___ Data for the task

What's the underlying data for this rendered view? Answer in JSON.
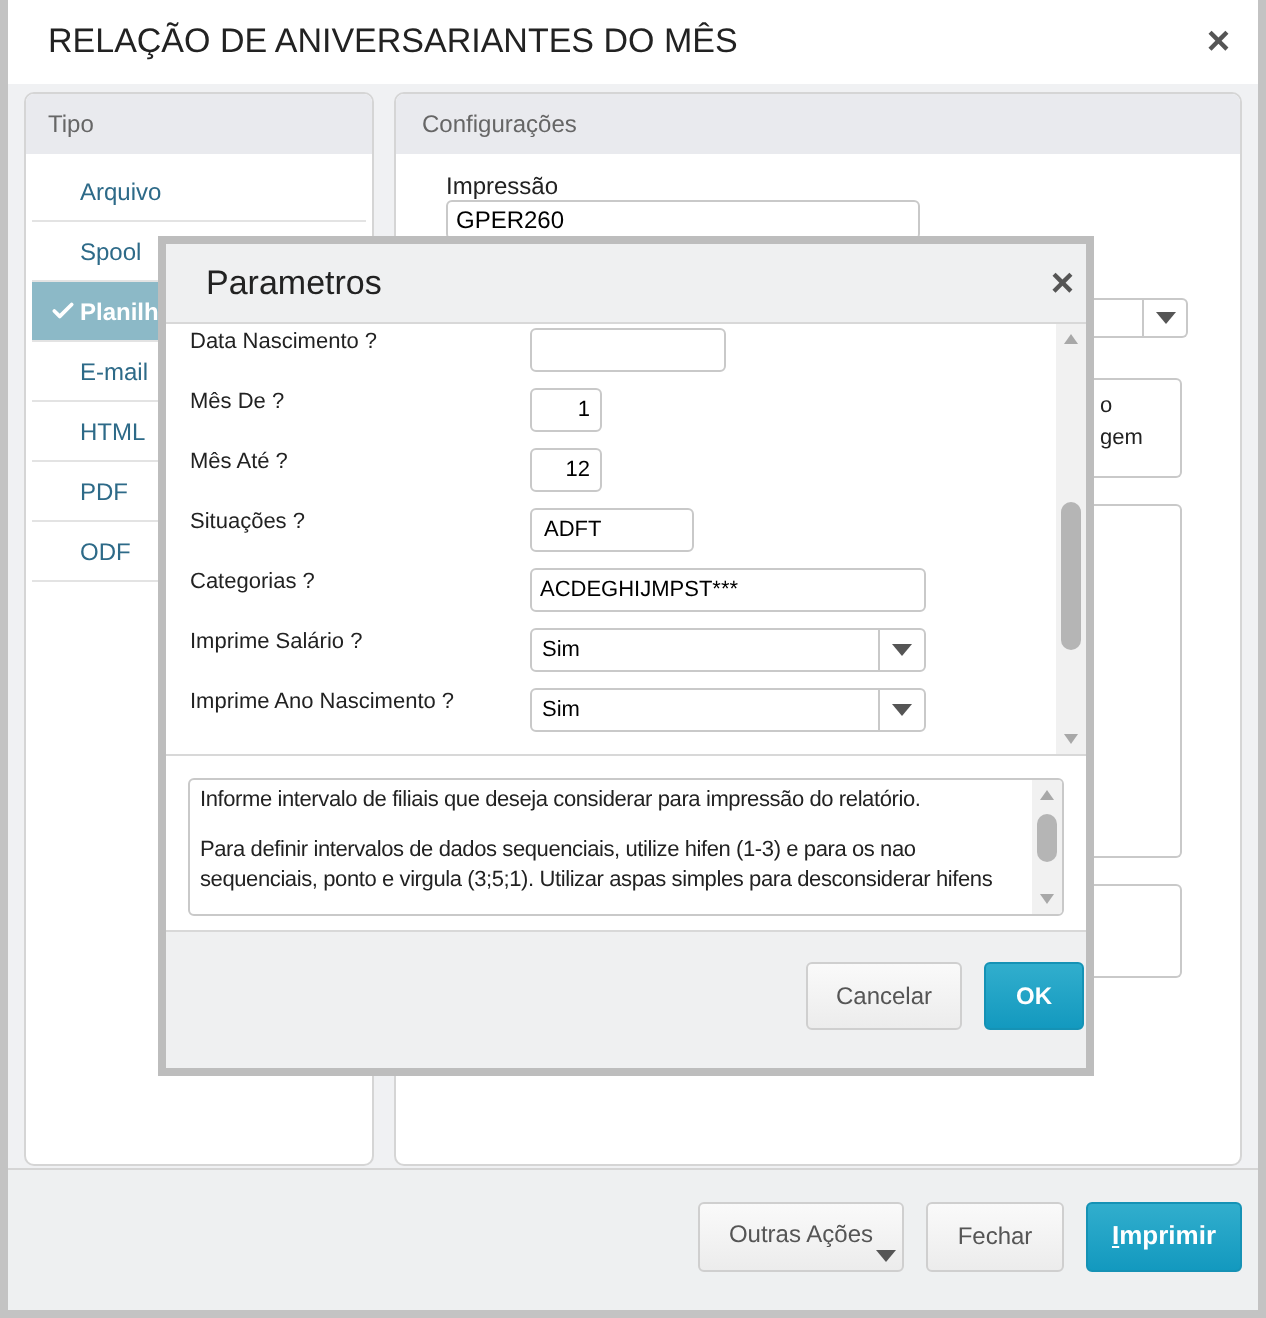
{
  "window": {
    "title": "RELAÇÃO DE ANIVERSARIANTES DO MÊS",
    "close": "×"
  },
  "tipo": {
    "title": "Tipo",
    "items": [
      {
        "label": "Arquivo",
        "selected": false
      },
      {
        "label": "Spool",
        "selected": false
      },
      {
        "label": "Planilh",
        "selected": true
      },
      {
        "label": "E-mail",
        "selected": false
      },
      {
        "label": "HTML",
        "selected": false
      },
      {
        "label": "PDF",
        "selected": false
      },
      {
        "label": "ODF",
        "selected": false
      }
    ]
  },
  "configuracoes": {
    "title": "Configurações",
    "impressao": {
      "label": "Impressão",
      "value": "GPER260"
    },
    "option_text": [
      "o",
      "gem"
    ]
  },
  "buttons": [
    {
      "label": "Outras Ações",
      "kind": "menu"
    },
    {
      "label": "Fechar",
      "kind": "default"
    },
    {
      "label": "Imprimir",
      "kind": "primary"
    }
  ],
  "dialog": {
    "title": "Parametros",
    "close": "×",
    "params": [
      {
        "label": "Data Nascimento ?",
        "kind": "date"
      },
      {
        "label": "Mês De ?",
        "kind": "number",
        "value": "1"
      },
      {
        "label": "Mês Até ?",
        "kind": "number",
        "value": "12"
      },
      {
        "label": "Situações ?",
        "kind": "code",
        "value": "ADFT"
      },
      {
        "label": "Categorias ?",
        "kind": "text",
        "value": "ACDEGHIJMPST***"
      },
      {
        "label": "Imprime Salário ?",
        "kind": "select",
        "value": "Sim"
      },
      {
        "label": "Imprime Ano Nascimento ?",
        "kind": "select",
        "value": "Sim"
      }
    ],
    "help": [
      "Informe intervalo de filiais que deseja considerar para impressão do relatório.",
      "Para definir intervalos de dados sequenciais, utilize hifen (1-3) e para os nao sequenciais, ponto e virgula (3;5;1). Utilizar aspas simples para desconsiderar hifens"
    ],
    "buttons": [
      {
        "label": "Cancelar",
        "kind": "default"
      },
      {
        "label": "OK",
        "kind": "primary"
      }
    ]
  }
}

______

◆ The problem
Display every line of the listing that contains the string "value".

◆ Answer space
      "value": "GPER260"
        "value": "1"
        "value": "12"
        "value": "ADFT"
        "value": "ACDEGHIJMPST***"
        "value": "Sim"
        "value": "Sim"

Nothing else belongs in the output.